Oh dear. Asking Radio 3 listeners for a Top Ten of Britain’s favourite arias is a bit like asking the Bullingdon Club to supply a list of the nation’s favourite tipples. It would include rare vintages, but not what they shift by the tankload at Bargain Booze.
The elderly mother of Derrick Bird is determined to send letters of condolence to the families of each of her son’s 12 victims, it has emerged.
George Osborne faced a fresh blow over capital gains tax yesterday after it emerged it is due to raise £1.5 billion less than expected.
David Cameron warned yesterday that there would be more British deaths in Afghanistan this summer but said that the threat to Britain of an al-Qaeda attack from the region had dropped.
On the edge of the Bogside in Londonderry stands a granite monument to the 14 men “murdered by British paratroopers on Bloody Sunday”. The simple signs at its foot proclaim: “Hope for Truth.”
In these times of austerity, it is the royal tour that gives value for money: two princes for the price of one.
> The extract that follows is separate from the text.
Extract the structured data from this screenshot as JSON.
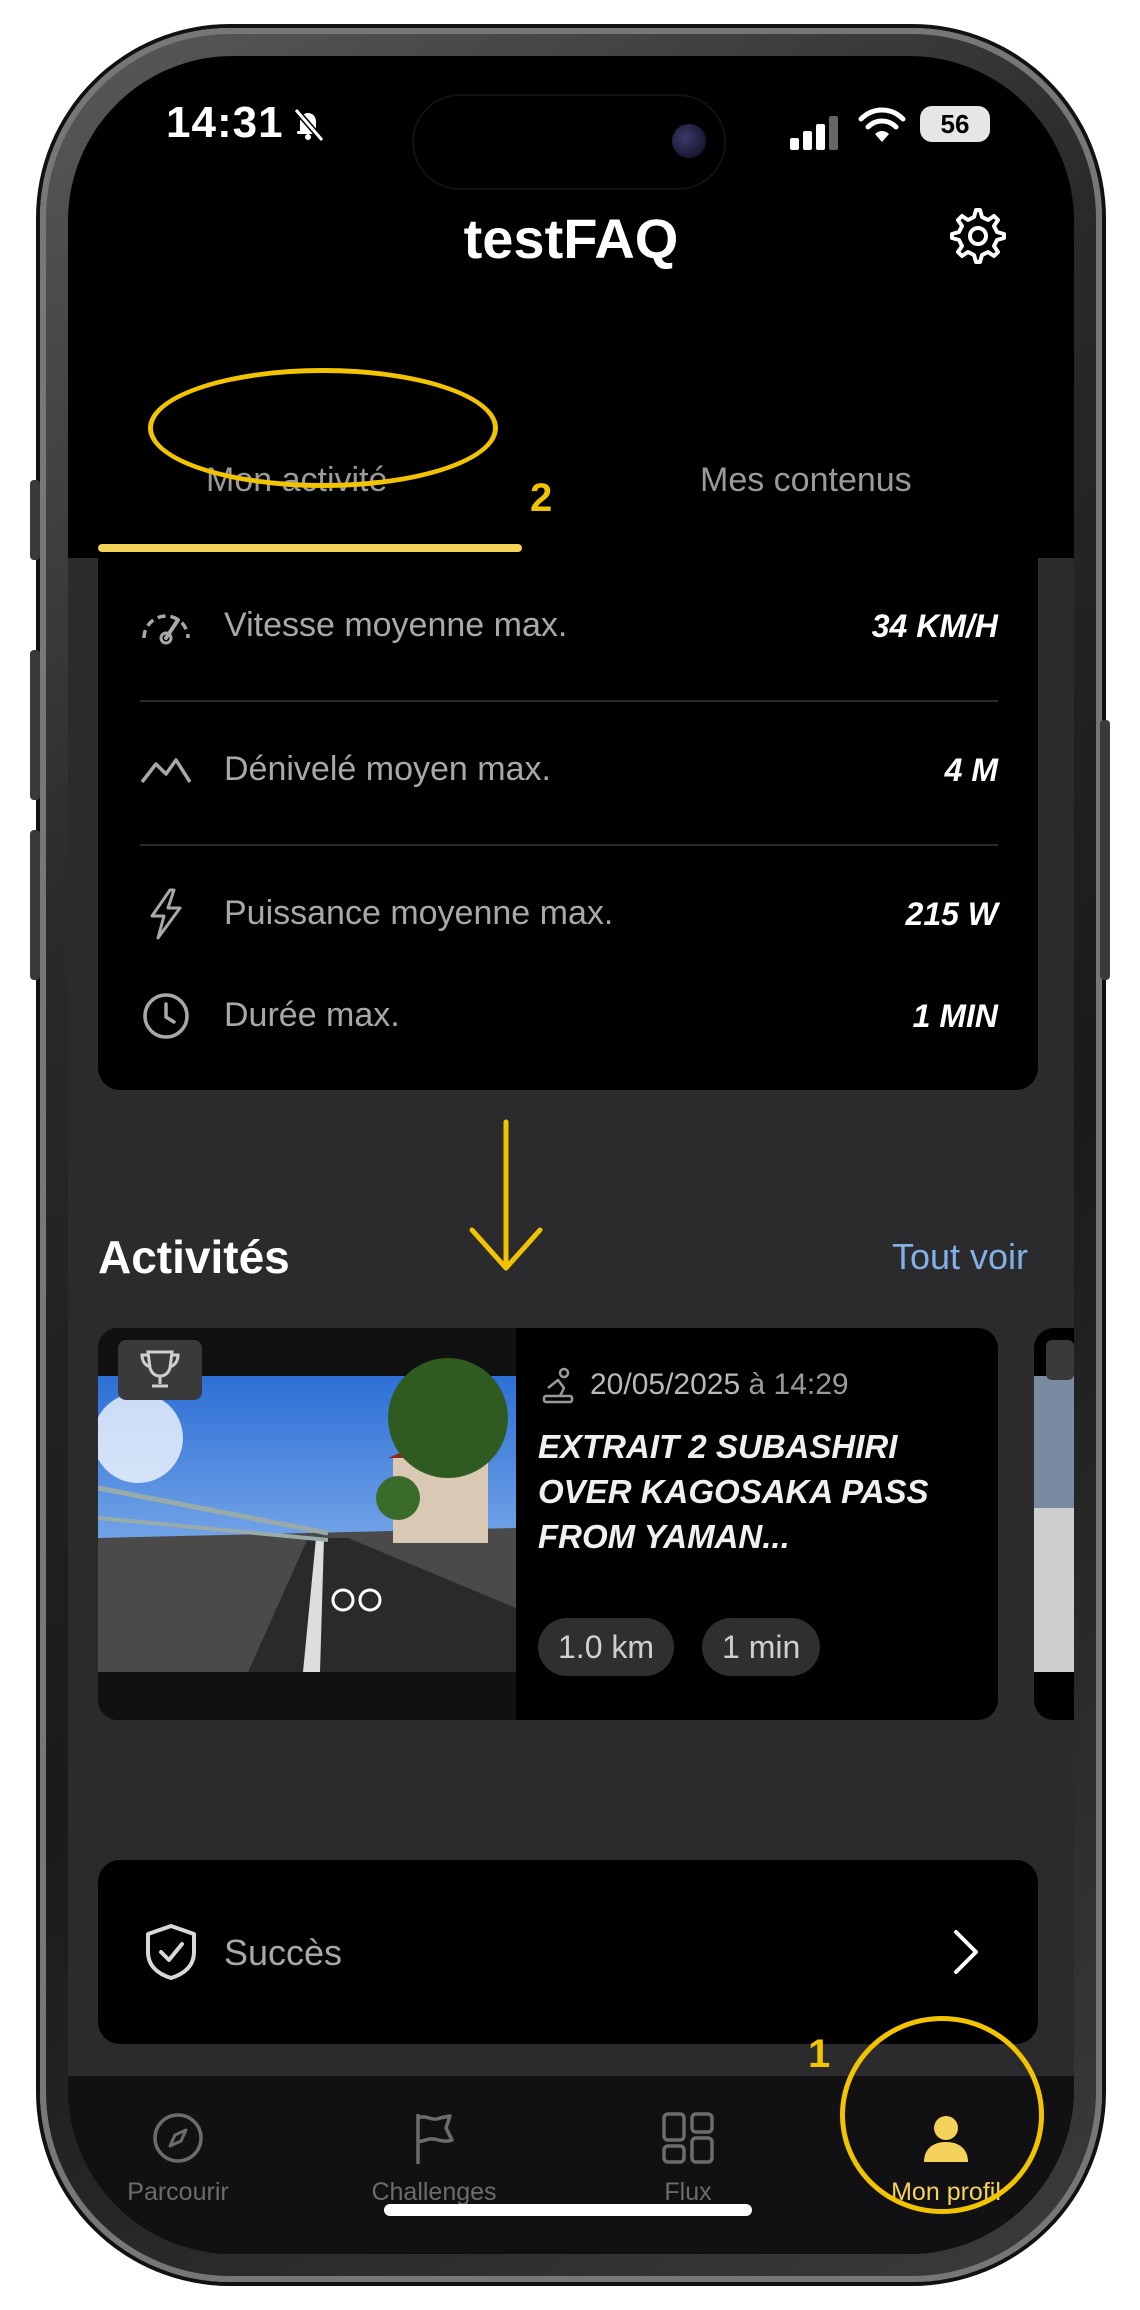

Prince William and Prince Harry’s tour of Africa — a six-day, three-country dash that began yesterday and will take in England’s next World Cup match in Cape Town — is the first time the prin-ces have embarked on a joint tour.
Witnesses in the Chelsea Barracks case “concocted an untrue story” to cover up the involvement of the Prince of Wales and the Emir of Qatar in the cancellation of an £81 million modernist housing project, the High Court was told yesterday.
The BBC has ignored pleas for public sector pay restraint with a multimillion-pound offer to boost the salaries of more than 13,000 workers.
It is an irony of the Bloody Sunday inquiry that the most expensive and long judicial investigation in history was chaired by a judge chosen for his efficiency.
The former England World Cup star Pau Gascoigne was in hospital today after suffering serious injuries in a car crash.
Martin McGuinness has called for the Saville Inquiry into the Bloody Sunday killings to exonerate all 27 of those killed and injured from claims that they posed an armed threat to British soldiers.
Two students found dead in a Scottish hotel perished in a double suicide according to post-mortem tests, The Times has learnt.
More than 40 Victorian and Edwardian fountains are to be restored in the capital’s Royal Parks, enabling the public to drink water from them for the first time in decades.
A GP who saw Baby P eight days before his death missed a “unique opportunity” to save the toddler’s life by failing to investigate the signs of child abuse, a misconduct hearing was told today.
The Government will act “ruthlessly and without sentiment” in finding savings in the defence budget, the Defence Secretary Liam Fox warned today as he set out his priorities for a major review.
Q&A: what is the Office for Budgetary Responsibility? LIVE: question to the experts on inflation
See pictures of last night's Tony awards, and read more about British successes at The Times's new website
Labour’s leadership hopefuls today came to what seemed to them to be a promised land, a place where many people still vote Labour — Scotland.